→ **ACTION ITEM**
Using the records below, filter out every line that lacks "Graphic" and copy the rest.

(RECORDED INFORMATION Opens)

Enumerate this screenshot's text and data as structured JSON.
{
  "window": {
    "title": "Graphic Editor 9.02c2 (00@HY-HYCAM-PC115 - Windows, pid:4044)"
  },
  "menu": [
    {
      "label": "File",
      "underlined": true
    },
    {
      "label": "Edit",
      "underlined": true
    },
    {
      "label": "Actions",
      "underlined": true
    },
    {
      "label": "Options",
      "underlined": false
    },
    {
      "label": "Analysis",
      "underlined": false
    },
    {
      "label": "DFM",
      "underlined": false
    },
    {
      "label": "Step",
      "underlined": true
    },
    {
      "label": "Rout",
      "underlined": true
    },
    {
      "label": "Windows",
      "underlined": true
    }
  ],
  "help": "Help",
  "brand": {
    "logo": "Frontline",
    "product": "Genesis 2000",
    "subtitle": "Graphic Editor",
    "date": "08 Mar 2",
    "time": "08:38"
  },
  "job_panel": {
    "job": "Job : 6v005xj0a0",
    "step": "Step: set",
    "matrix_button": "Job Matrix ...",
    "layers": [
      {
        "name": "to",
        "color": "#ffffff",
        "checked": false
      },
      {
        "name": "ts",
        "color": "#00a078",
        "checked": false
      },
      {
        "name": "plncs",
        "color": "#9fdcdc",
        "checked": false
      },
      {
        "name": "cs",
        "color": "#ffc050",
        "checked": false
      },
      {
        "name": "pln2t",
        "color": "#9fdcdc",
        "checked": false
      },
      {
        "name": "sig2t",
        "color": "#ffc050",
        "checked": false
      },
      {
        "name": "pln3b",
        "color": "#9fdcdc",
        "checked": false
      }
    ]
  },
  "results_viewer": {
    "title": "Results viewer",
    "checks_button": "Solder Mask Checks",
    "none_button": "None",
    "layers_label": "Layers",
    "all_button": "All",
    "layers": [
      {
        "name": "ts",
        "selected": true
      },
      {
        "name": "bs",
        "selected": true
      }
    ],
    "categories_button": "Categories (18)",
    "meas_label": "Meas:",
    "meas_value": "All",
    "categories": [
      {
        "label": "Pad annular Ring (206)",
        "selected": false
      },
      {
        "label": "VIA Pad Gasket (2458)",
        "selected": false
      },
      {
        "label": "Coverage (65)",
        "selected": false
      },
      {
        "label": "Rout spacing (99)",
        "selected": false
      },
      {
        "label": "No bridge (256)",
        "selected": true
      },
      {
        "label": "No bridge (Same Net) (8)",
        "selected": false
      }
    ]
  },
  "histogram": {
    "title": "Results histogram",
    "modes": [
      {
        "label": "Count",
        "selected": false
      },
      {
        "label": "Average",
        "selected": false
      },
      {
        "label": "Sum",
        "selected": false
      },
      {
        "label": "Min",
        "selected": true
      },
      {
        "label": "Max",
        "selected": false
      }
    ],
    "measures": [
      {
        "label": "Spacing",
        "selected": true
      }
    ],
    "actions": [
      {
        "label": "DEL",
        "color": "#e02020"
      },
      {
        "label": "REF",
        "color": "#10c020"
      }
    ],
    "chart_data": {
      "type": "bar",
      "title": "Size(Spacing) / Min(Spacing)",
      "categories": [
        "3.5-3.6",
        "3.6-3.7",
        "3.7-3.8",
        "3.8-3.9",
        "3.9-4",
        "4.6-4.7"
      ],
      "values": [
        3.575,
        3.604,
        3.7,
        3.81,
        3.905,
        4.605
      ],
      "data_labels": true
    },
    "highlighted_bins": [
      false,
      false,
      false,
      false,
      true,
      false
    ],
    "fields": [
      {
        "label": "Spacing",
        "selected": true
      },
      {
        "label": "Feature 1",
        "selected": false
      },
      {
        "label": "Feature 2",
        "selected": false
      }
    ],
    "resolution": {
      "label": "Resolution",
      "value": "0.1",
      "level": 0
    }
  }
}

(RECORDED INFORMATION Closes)

→ **FINISHED TASK**
    "title": "Graphic Editor 9.02c2 (00@HY-HYCAM-PC115 - Windows, pid:4044)"
    "subtitle": "Graphic Editor",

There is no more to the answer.